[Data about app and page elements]
########################################

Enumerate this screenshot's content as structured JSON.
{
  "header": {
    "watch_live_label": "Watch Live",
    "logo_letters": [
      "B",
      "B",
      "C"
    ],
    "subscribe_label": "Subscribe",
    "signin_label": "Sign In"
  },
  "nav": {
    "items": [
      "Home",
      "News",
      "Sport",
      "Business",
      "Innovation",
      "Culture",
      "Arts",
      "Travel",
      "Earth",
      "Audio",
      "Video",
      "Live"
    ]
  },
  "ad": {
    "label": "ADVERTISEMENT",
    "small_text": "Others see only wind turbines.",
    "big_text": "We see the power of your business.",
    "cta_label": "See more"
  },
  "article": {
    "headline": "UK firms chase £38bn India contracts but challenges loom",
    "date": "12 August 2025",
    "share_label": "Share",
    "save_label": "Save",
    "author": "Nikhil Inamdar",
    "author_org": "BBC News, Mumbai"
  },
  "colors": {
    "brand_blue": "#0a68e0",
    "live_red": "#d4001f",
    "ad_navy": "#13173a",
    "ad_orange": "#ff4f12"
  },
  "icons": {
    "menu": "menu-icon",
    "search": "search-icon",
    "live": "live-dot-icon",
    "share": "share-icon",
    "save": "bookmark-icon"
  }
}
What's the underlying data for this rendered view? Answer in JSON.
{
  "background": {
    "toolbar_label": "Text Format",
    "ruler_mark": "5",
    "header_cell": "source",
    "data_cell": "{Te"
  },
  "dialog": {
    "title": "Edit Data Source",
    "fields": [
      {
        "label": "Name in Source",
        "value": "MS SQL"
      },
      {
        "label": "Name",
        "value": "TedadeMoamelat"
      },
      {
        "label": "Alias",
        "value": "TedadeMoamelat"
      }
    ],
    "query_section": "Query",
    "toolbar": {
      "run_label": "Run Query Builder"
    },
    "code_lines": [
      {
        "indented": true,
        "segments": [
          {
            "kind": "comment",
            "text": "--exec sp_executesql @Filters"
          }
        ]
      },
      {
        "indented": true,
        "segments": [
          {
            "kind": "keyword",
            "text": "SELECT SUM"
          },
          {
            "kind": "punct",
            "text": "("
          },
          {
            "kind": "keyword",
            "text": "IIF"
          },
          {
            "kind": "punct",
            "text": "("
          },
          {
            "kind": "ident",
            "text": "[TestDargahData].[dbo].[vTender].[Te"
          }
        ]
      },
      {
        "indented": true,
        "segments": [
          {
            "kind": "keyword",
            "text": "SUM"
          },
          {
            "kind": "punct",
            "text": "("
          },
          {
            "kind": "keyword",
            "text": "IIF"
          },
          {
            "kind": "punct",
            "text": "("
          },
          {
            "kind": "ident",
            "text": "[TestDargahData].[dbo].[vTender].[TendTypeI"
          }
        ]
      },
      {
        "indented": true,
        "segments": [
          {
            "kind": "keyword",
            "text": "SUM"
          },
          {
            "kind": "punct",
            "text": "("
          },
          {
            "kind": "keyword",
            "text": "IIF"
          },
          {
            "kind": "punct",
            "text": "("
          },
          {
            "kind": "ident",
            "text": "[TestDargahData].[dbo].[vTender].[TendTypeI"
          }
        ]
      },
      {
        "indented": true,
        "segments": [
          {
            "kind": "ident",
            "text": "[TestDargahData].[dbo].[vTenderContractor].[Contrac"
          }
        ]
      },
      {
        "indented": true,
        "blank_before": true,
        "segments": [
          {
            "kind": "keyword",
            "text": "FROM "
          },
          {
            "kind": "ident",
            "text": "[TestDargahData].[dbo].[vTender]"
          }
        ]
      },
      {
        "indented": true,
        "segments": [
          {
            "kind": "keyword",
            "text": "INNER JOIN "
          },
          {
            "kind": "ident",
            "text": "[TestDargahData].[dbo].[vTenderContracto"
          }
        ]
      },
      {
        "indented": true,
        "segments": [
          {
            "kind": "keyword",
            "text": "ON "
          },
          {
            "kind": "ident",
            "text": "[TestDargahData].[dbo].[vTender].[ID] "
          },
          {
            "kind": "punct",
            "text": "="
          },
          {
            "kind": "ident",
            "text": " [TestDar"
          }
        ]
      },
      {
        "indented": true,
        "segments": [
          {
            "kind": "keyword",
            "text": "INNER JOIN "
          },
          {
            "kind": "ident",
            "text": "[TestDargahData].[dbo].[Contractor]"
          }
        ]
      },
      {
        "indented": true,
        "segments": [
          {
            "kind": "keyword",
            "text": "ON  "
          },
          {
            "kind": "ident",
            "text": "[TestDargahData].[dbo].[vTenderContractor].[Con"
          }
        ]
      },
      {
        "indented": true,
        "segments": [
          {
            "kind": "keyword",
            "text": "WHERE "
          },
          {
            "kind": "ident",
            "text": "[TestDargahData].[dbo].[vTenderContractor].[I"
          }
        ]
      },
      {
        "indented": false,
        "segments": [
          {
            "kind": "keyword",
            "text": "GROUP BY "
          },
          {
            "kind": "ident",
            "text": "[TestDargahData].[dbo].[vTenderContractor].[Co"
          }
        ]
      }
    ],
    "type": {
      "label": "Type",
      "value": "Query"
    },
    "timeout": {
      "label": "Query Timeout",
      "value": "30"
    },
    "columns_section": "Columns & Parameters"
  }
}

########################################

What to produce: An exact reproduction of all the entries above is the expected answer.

Reply:
Enumerate this screenshot's content as structured JSON.
{
  "header": {
    "watch_live_label": "Watch Live",
    "logo_letters": [
      "B",
      "B",
      "C"
    ],
    "subscribe_label": "Subscribe",
    "signin_label": "Sign In"
  },
  "nav": {
    "items": [
      "Home",
      "News",
      "Sport",
      "Business",
      "Innovation",
      "Culture",
      "Arts",
      "Travel",
      "Earth",
      "Audio",
      "Video",
      "Live"
    ]
  },
  "ad": {
    "label": "ADVERTISEMENT",
    "small_text": "Others see only wind turbines.",
    "big_text": "We see the power of your business.",
    "cta_label": "See more"
  },
  "article": {
    "headline": "UK firms chase £38bn India contracts but challenges loom",
    "date": "12 August 2025",
    "share_label": "Share",
    "save_label": "Save",
    "author": "Nikhil Inamdar",
    "author_org": "BBC News, Mumbai"
  },
  "colors": {
    "brand_blue": "#0a68e0",
    "live_red": "#d4001f",
    "ad_navy": "#13173a",
    "ad_orange": "#ff4f12"
  },
  "icons": {
    "menu": "menu-icon",
    "search": "search-icon",
    "live": "live-dot-icon",
    "share": "share-icon",
    "save": "bookmark-icon"
  }
}
What's the underlying data for this rendered view? Answer in JSON.
{
  "background": {
    "toolbar_label": "Text Format",
    "ruler_mark": "5",
    "header_cell": "source",
    "data_cell": "{Te"
  },
  "dialog": {
    "title": "Edit Data Source",
    "fields": [
      {
        "label": "Name in Source",
        "value": "MS SQL"
      },
      {
        "label": "Name",
        "value": "TedadeMoamelat"
      },
      {
        "label": "Alias",
        "value": "TedadeMoamelat"
      }
    ],
    "query_section": "Query",
    "toolbar": {
      "run_label": "Run Query Builder"
    },
    "code_lines": [
      {
        "indented": true,
        "segments": [
          {
            "kind": "comment",
            "text": "--exec sp_executesql @Filters"
          }
        ]
      },
      {
        "indented": true,
        "segments": [
          {
            "kind": "keyword",
            "text": "SELECT SUM"
          },
          {
            "kind": "punct",
            "text": "("
          },
          {
            "kind": "keyword",
            "text": "IIF"
          },
          {
            "kind": "punct",
            "text": "("
          },
          {
            "kind": "ident",
            "text": "[TestDargahData].[dbo].[vTender].[Te"
          }
        ]
      },
      {
        "indented": true,
        "segments": [
          {
            "kind": "keyword",
            "text": "SUM"
          },
          {
            "kind": "punct",
            "text": "("
          },
          {
            "kind": "keyword",
            "text": "IIF"
          },
          {
            "kind": "punct",
            "text": "("
          },
          {
            "kind": "ident",
            "text": "[TestDargahData].[dbo].[vTender].[TendTypeI"
          }
        ]
      },
      {
        "indented": true,
        "segments": [
          {
            "kind": "keyword",
            "text": "SUM"
          },
          {
            "kind": "punct",
            "text": "("
          },
          {
            "kind": "keyword",
            "text": "IIF"
          },
          {
            "kind": "punct",
            "text": "("
          },
          {
            "kind": "ident",
            "text": "[TestDargahData].[dbo].[vTender].[TendTypeI"
          }
        ]
      },
      {
        "indented": true,
        "segments": [
          {
            "kind": "ident",
            "text": "[TestDargahData].[dbo].[vTenderContractor].[Contrac"
          }
        ]
      },
      {
        "indented": true,
        "blank_before": true,
        "segments": [
          {
            "kind": "keyword",
            "text": "FROM "
          },
          {
            "kind": "ident",
            "text": "[TestDargahData].[dbo].[vTender]"
          }
        ]
      },
      {
        "indented": true,
        "segments": [
          {
            "kind": "keyword",
            "text": "INNER JOIN "
          },
          {
            "kind": "ident",
            "text": "[TestDargahData].[dbo].[vTenderContracto"
          }
        ]
      },
      {
        "indented": true,
        "segments": [
          {
            "kind": "keyword",
            "text": "ON "
          },
          {
            "kind": "ident",
            "text": "[TestDargahData].[dbo].[vTender].[ID] "
          },
          {
            "kind": "punct",
            "text": "="
          },
          {
            "kind": "ident",
            "text": " [TestDar"
          }
        ]
      },
      {
        "indented": true,
        "segments": [
          {
            "kind": "keyword",
            "text": "INNER JOIN "
          },
          {
            "kind": "ident",
            "text": "[TestDargahData].[dbo].[Contractor]"
          }
        ]
      },
      {
        "indented": true,
        "segments": [
          {
            "kind": "keyword",
            "text": "ON  "
          },
          {
            "kind": "ident",
            "text": "[TestDargahData].[dbo].[vTenderContractor].[Con"
          }
        ]
      },
      {
        "indented": true,
        "segments": [
          {
            "kind": "keyword",
            "text": "WHERE "
          },
          {
            "kind": "ident",
            "text": "[TestDargahData].[dbo].[vTenderContractor].[I"
          }
        ]
      },
      {
        "indented": false,
        "segments": [
          {
            "kind": "keyword",
            "text": "GROUP BY "
          },
          {
            "kind": "ident",
            "text": "[TestDargahData].[dbo].[vTenderContractor].[Co"
          }
        ]
      }
    ],
    "type": {
      "label": "Type",
      "value": "Query"
    },
    "timeout": {
      "label": "Query Timeout",
      "value": "30"
    },
    "columns_section": "Columns & Parameters"
  }
}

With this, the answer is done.